Marja and her husband Wim own biological chicken farm Biohof. Since 2014 they shelter 18.500 chicken.
I met Marja on Twitter. She actively tweets about things to happen at the farm, photo’s and issues involving farmers. Very interesting to read which regulations restrict farmers and how some politicians talk about things that they don’t know a lot about. There are quite some farmers active on twitter trying to show the other side, and try to tell what is really happening.
What makes a chicken farm a biological farm?
Before the chickens arrive at Biohof, they stay in a breeding company. This is where the difference to not biological chicken starts. From the point of their arrival in the breeding company, they eat biological food only. So food produced without pesticides and fertiliser. The chickens also have to be able to go outside and have more space in the stables.
At the age of seventeen weeks the chickens arrive at Biohof. Here they also eat biological food and have space to roam.
To make sure each chicken has enough space, the chickens are divided in two stables and each stable is divided in a couple of areas. Outside the chickens roam the grass, they find shelter under fruit trees, at the pond and in the bamboo forest.
A day out of the life of biological chicken
Most chickens lay six eggs a week, mainly in the morning. When breeding eggs, chickens like to be a bit sheltered.
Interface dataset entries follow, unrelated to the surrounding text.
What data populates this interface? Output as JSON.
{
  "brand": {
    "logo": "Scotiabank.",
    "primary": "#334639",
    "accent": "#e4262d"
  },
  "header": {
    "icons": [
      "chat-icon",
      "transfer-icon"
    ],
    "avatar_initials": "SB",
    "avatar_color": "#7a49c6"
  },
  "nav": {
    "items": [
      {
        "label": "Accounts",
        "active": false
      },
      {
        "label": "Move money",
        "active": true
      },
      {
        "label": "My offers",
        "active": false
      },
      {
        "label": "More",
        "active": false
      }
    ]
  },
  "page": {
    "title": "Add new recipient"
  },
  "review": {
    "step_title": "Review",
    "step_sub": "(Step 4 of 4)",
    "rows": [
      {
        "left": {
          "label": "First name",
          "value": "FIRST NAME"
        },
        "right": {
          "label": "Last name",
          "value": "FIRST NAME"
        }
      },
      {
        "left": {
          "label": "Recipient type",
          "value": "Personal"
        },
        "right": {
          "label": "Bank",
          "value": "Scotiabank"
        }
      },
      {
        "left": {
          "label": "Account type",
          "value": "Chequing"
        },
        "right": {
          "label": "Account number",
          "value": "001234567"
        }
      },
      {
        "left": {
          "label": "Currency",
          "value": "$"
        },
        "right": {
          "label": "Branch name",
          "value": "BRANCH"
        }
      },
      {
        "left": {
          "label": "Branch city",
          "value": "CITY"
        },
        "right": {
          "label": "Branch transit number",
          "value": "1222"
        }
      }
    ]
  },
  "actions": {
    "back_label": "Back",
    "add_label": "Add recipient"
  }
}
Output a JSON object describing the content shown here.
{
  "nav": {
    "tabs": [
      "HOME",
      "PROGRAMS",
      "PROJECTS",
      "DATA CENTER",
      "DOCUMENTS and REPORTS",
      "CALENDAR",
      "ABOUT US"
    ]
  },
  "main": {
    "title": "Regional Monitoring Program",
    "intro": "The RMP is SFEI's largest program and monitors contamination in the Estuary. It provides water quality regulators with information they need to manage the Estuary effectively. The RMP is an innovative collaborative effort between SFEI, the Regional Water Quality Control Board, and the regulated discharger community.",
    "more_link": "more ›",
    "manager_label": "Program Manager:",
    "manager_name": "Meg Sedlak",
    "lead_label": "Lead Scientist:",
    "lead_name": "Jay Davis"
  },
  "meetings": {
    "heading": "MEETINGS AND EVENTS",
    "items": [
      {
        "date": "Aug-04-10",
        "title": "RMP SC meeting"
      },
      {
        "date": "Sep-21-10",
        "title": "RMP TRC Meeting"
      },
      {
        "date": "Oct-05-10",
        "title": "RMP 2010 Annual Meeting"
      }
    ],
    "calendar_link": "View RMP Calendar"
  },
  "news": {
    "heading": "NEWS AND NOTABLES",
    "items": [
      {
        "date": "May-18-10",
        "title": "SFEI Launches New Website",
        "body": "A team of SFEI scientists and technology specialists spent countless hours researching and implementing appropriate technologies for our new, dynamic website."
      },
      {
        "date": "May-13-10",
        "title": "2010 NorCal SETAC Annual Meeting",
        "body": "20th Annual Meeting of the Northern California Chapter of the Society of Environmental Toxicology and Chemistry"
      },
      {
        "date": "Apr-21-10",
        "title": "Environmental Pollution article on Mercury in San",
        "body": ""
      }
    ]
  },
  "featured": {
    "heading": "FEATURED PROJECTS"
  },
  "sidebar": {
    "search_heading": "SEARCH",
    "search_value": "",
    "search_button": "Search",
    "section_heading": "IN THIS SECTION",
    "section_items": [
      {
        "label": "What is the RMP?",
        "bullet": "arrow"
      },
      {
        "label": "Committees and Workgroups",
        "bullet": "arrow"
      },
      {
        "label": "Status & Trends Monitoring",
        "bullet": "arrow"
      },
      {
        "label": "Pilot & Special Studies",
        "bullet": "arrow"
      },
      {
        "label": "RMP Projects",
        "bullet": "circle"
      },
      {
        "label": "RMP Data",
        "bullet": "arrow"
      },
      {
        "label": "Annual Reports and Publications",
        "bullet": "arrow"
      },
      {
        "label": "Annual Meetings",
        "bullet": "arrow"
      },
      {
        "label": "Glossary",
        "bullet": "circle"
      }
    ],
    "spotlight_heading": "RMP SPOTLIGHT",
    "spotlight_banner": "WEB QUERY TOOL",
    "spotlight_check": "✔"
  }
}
So in the stables of biohof the nests are behind curtains.
Want can you do?
Whenever you buy eggs, have a look at the serial number. The number on the eggs of biological chicken starts with a 0. The 1 stands for free-range eggs, the 2 for indoor housing and the 3 is for cage farming.